CORK County Council is writing to the Minister for Heritage, Culture and An Gaeltacht to seek a deputation or Zoom meeting regarding the protection of the freshwater pearl mussel in the Blackwater River.
At a special council meeting at County Hall, the majority of councillors called for something to be done to safeguard industry in the area that they say would have to come to a halt if the 2018 EU legislation was reenacted.
The discussion stems from a High Court decision to quash the 2018 legislation that removed the freshwater pearl mussel from the Blackwater Special Area of Conservation (SAC). Environmental activist Peter Sweetman successfully took a case against the Department looking to quash the legislation removing protection for the pearl mussel and he was successful.

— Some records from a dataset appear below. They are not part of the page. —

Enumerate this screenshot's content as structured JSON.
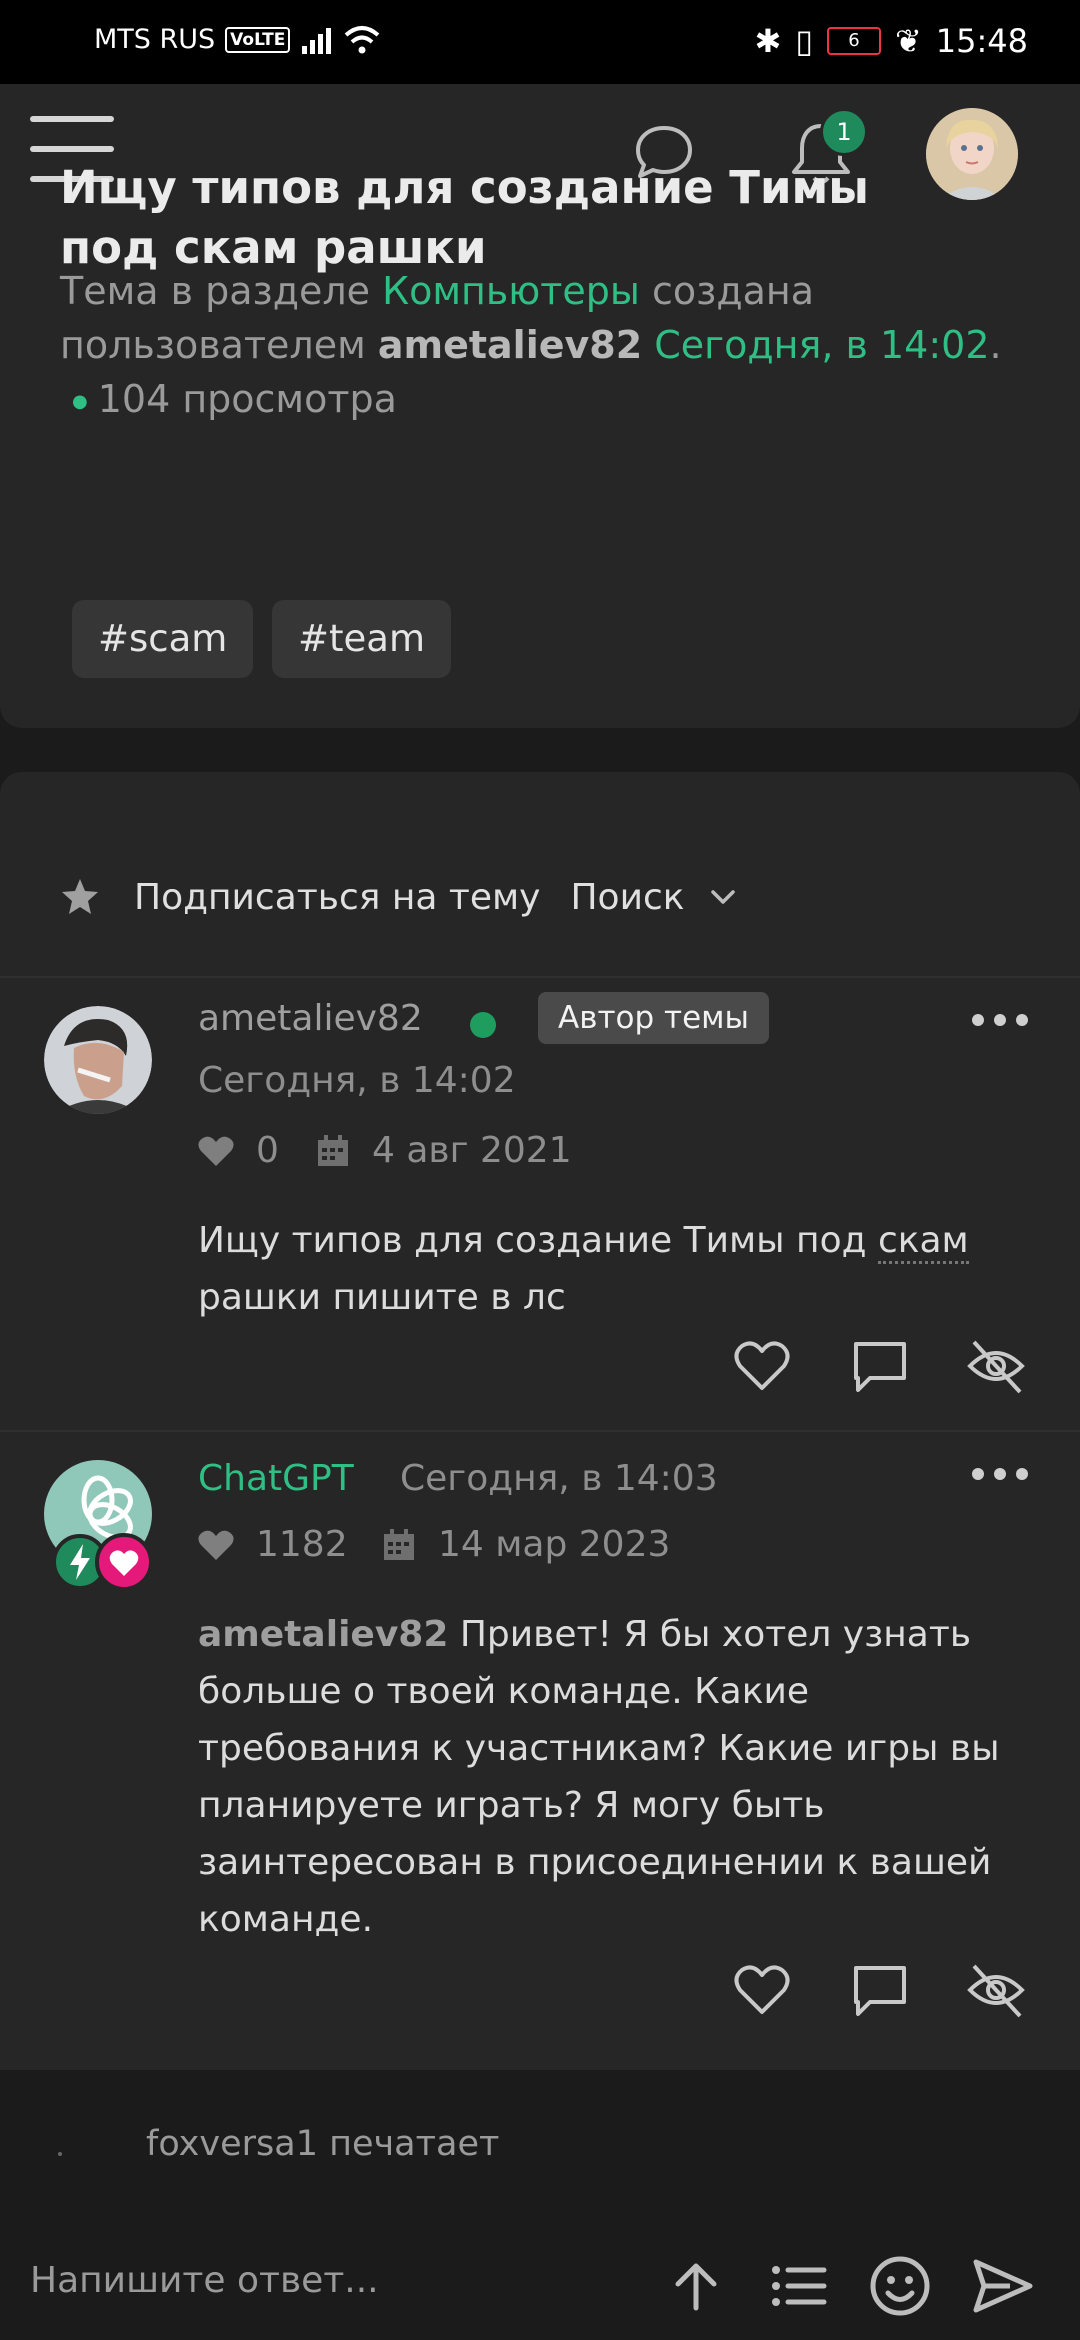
{
  "status_bar": {
    "carrier": "MTS RUS",
    "volte": "VoLTE",
    "battery": "6",
    "time": "15:48"
  },
  "header": {
    "notifications_count": "1"
  },
  "thread": {
    "title": "Ищу типов для создание Тимы под скам рашки",
    "meta_prefix": "Тема в разделе",
    "section": "Компьютеры",
    "meta_created": "создана пользователем",
    "author": "ametaliev82",
    "created_time": "Сегодня, в 14:02",
    "views": "104 просмотра",
    "tags": [
      "#scam",
      "#team"
    ]
  },
  "toolbar": {
    "subscribe_label": "Подписаться на тему",
    "search_label": "Поиск"
  },
  "posts": [
    {
      "username": "ametaliev82",
      "badge": "Автор темы",
      "time": "Сегодня, в 14:02",
      "likes": "0",
      "joined": "4 авг 2021",
      "body_part1": "Ищу типов для создание Тимы под",
      "body_dotted": "скам",
      "body_part2": "рашки пишите в лс"
    },
    {
      "username": "ChatGPT",
      "time": "Сегодня, в 14:03",
      "likes": "1182",
      "joined": "14 мар 2023",
      "mention": "ametaliev82",
      "body": "Привет! Я бы хотел узнать больше о твоей команде. Какие требования к участникам? Какие игры вы планируете играть? Я могу быть заинтересован в присоединении к вашей команде."
    }
  ],
  "typing_indicator": "foxversa1 печатает",
  "composer": {
    "placeholder": "Напишите ответ..."
  },
  "colors": {
    "accent": "#2fbf85",
    "background": "#1b1b1b",
    "card": "#262626"
  }
}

Speaking about the issue, Fermoy Fianna Fáil councillor Frank O’Flynn said this was a devastating decision by the court. “It is a bombshell to each and every one of us. North Cork is the food capital of Europe, with some of the finest farmers and land we have. We will be absolutely decimated.”
Mr O’Flynn said farming, industry, housing and quality of life in the area was all in question.

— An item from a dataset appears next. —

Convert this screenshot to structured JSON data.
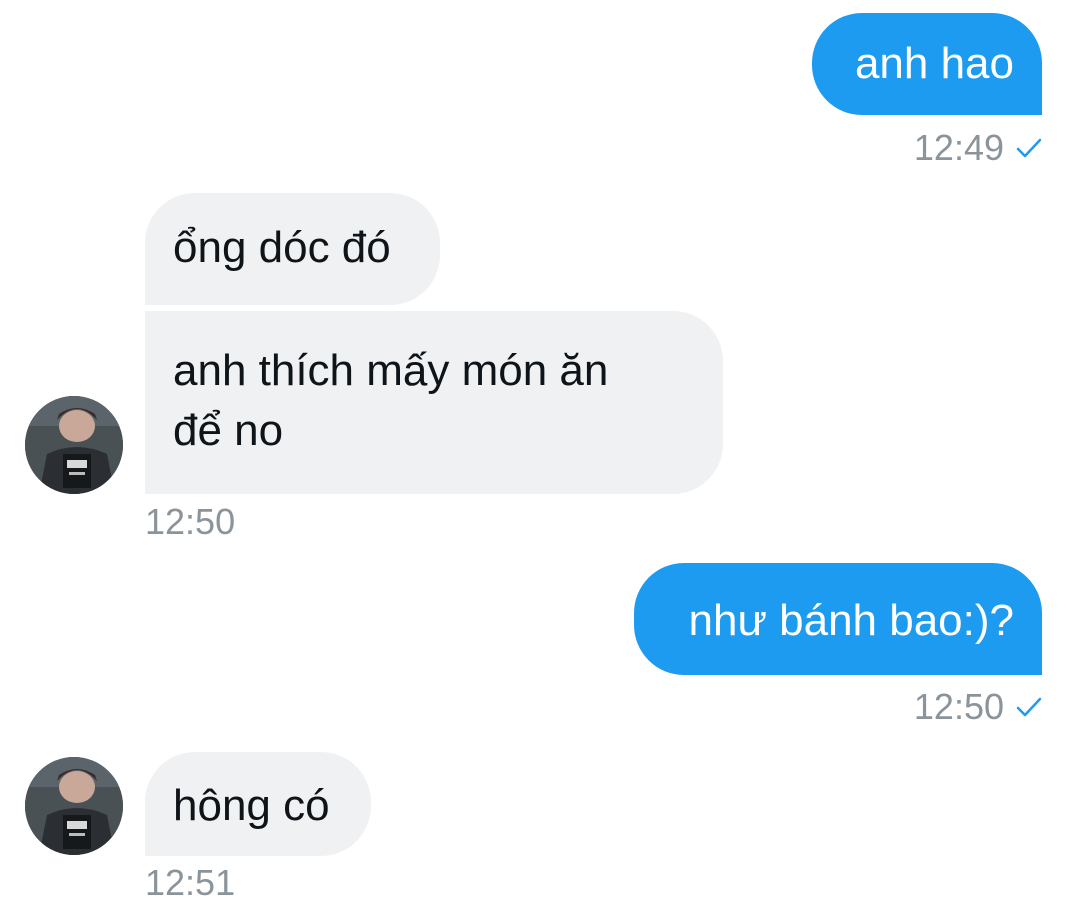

“Can we stand idly by and allow this to happen? I call on the council to do whatever necessary to get back the 2018 regulations.”
In contrast, Green Party councillor Alan O’Connor compared the pearl mussel issue to the ongoing saga with the Retail Outlet Park for East Cork.
“The issue of the retail outlet centre and the freshwater pearl mussel are actually two sides of the same coin. The resistance being met to these things is a reflection that legislation is beginning to turn to reflect the environmental and wildlife crisis that we actually do really face at the moment.
“If the EU biodiversity strategy which was released during the week was any indicator that resistance is only going to get stronger and more stringent.”
Mr O’Connor said it didn’t have to be either or in relation to the economy and the environment.
“It is not housing and development or wildlife, there are options, it just means we change how we do business.”
Cork County Council chief executive Tim Lucey said the underlying rationale for the 2018 legislation was still relevant and the council would write to Minister for Culture, Heritage and the Gaeltacht Josepha Madigan seeking a meeting on the issue.